Evan Todd, a survivor of the 1999 Columbine High School shooting massacre, spoke to Paris High School and Middle School students last Friday about character, bullying and the day he should have died.
That day was April 20, 1999 and Todd was a 15-year-old sophomore at the Colorado high school. Todd was in the school library shortly after 11 a.m. hiding from one of his football coaches. That’s because Todd was supposed to be running as punishment. “I’d have been better off running,” Todd said.
The shooting began at 11:19 a.m. Todd could hear what he described as loud explosions outside. As they got closer to the library, “people realized it was gunfire and began to panic.” Then, a teacher came into the library and told everyone to get down under tables. She had been shot in the shoulder.
Todd was peeking from behind a pillar in the library when Eric Harris and Dylan Klebold, both carrying weapons, entered the library.

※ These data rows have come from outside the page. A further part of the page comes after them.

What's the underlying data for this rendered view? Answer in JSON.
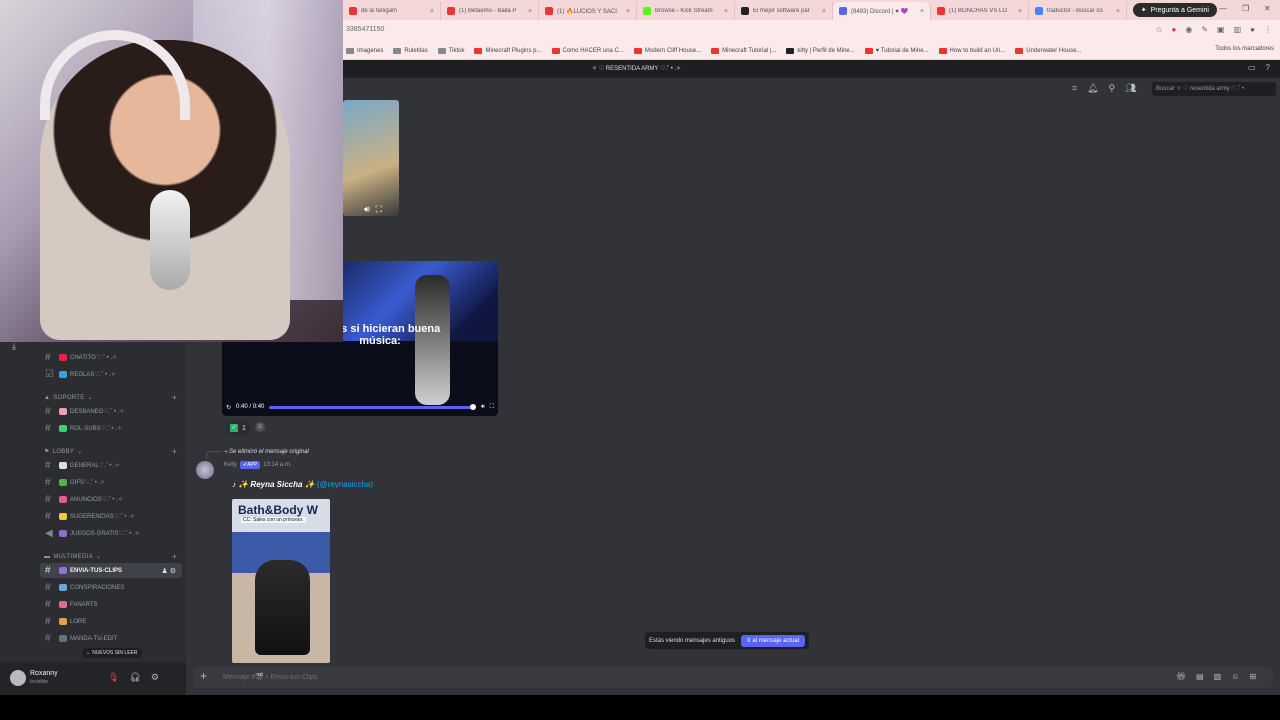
{
  "browser": {
    "tabs": [
      {
        "label": "de la fanigam",
        "color": "#e33"
      },
      {
        "label": "(1) Betaemo - Baila P",
        "color": "#e33"
      },
      {
        "label": "(1) 🔥LUCIOS Y SACI",
        "color": "#e33"
      },
      {
        "label": "Browse - Kick Stream",
        "color": "#53fc18"
      },
      {
        "label": "El mejor software par",
        "color": "#222"
      },
      {
        "label": "(8493) Discord | ♥ 💜",
        "color": "#5865f2"
      },
      {
        "label": "(1) BONCHAS VS LO",
        "color": "#e33"
      },
      {
        "label": "traductor - Buscar co",
        "color": "#4285f4"
      }
    ],
    "new_tab": "+",
    "gemini_label": "Pregunta a Gemini",
    "url": "3385471150",
    "bookmarks": [
      {
        "label": "Imagenes",
        "color": "#888"
      },
      {
        "label": "Ruletitas",
        "color": "#888"
      },
      {
        "label": "Tiktok",
        "color": "#888"
      },
      {
        "label": "Minecraft Plugins p...",
        "color": "#e33"
      },
      {
        "label": "Como HACER una C...",
        "color": "#e33"
      },
      {
        "label": "Modern Cliff House...",
        "color": "#e33"
      },
      {
        "label": "Minecraft Tutorial |...",
        "color": "#e33"
      },
      {
        "label": "kitty | Perfil de Mine...",
        "color": "#222"
      },
      {
        "label": "♥ Tutorial de Mine...",
        "color": "#e33"
      },
      {
        "label": "How to build an Un...",
        "color": "#e33"
      },
      {
        "label": "Underwater House...",
        "color": "#e33"
      }
    ],
    "all_bookmarks": "Todos los marcadores"
  },
  "discord": {
    "server_title": "✧ ♡ RESENTIDA ARMY ♡.˚ • .✧",
    "search_placeholder": "Buscar ✧ ♡ resentida army ♡.˚ •",
    "categories": {
      "soporte": "SOPORTE",
      "lobby": "LOBBY",
      "multimedia": "MULTIMEDIA"
    },
    "channels": {
      "chatito": "CHATITO♡.˚ • .✧",
      "reglas": "REGLAS♡.˚ • .✧",
      "desbaneo": "DESBANEO♡.˚ • .✧",
      "rolsubs": "ROL-SUBS♡.˚ • .✧",
      "general": "GENERAL♡.˚ • .✧",
      "gifs": "GIFS♡.˚ • .✧",
      "anuncios": "ANUNCIOS♡.˚ • .✧",
      "sugerencias": "SUGERENCIAS♡.˚ • .✧",
      "juegos": "JUEGOS-GRATIS♡.˚ • .✧",
      "envia": "ENVIA-TUS-CLIPS",
      "conspiraciones": "CONSPIRACIONES",
      "fanarts": "FANARTS",
      "lore": "LORE",
      "manda": "MANDA-TU-EDIT"
    },
    "unread_pill": "NUEVOS SIN LEER",
    "user": {
      "name": "Roxanny",
      "status": "Invisible"
    },
    "video": {
      "caption": "...kes si hicieran buena música:",
      "time": "0:40 / 0:40",
      "progress": 1.0
    },
    "reaction_count": "1",
    "reply_deleted": "Se eliminó el mensaje original",
    "author": "Kelly",
    "app_badge": "✔APP",
    "timestamp": "13:14 a.m.",
    "embed": {
      "title": "✨ Reyna Siccha ✨",
      "handle": "(@reynasiccha)",
      "thumb_title": "Bath&Body W",
      "thumb_sub": "CC: Sales con un princeso."
    },
    "old_messages_text": "Estás viendo mensajes antiguos",
    "jump_button": "Ir al mensaje actual",
    "composer_placeholder": "Mensaje #🎬 • Envia-tus-Clips"
  }
}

He saw one of them put a shell into a shotgun. Todd then dove for a copier as the firing started. Todd, the first student in the library shot, was injured in his face, neck and back. Todd was one of 23 students wounded in the library and nine people were killed there.

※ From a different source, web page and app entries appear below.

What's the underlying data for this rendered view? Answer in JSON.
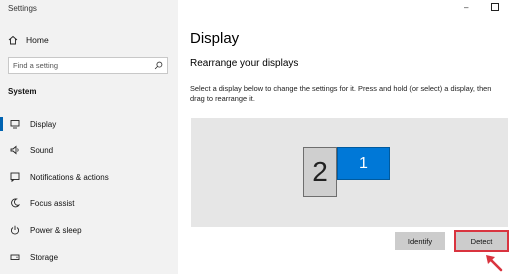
{
  "window": {
    "title": "Settings",
    "minimize": "–"
  },
  "sidebar": {
    "home_label": "Home",
    "search_placeholder": "Find a setting",
    "section": "System",
    "items": [
      {
        "label": "Display",
        "icon": "monitor-icon",
        "active": true
      },
      {
        "label": "Sound",
        "icon": "speaker-icon",
        "active": false
      },
      {
        "label": "Notifications & actions",
        "icon": "notification-icon",
        "active": false
      },
      {
        "label": "Focus assist",
        "icon": "moon-icon",
        "active": false
      },
      {
        "label": "Power & sleep",
        "icon": "power-icon",
        "active": false
      },
      {
        "label": "Storage",
        "icon": "storage-icon",
        "active": false
      }
    ]
  },
  "main": {
    "title": "Display",
    "subheading": "Rearrange your displays",
    "description": "Select a display below to change the settings for it. Press and hold (or select) a display, then drag to rearrange it.",
    "monitors": [
      {
        "number": "1",
        "primary": true
      },
      {
        "number": "2",
        "primary": false
      }
    ],
    "identify_label": "Identify",
    "detect_label": "Detect"
  },
  "colors": {
    "accent": "#0078d7",
    "highlight": "#d9343f",
    "sidebar_bg": "#f2f2f2",
    "arrange_bg": "#e6e6e6"
  }
}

The shooters eventually found Todd hiding under a desk.
“I saw the boots coming. I looked up and they had a gun pointed to my head,” he said. “They asked me ‘why shouldn’t we kill you?’”
Todd answered with these words: “I’ve been good to you and everyone in this school knows it.” Each killer then suggested the other kill Todd before walking out of the library. It was 11:36 a.m., 17 minutes after the shooting began. Todd was the last person the killers talked to before exiting the library.
For the next 32 minutes, the two students wandered through the building firing guns and setting off bombs, but injuring no one. They went back into the cafeteria at 11:44 a.m. They re-entered the library at 12:02 p.m. Someone hiding in a break room heard the shooters count to three in unison, then the sound of gun fire.
For Harris and Klebold, it was over. For the survivors, it would take more time.
“That evening and the days that followed were some of the worst,” Todd told the students. “Four of my friends didn’t make it. Going to funerals and the hospital at 15 is tough.”
Todd told the students that Columbine taught him there are going to be tough times. He and friends spent days and weeks talking about what happened that April day and it helped. “When you do that, you realize you are not alone,” Todd said.
He also talked about the importance of character.
“For better or worse, we all have character,” he said. “The two shooters developed bad character.
“I made a decision to spend my life being a better person every day,” he told the students. “You have to develop yourself first.”
He also talked to the students about making choices.
“This world has a lot to offer for better or worse,” he said. “You can do amazing things or you can ruin your life.”
Students also asked Todd about other school shootings that have taken place and about school security.
“The best way to make schools safer,” he said, “is to develop better people.”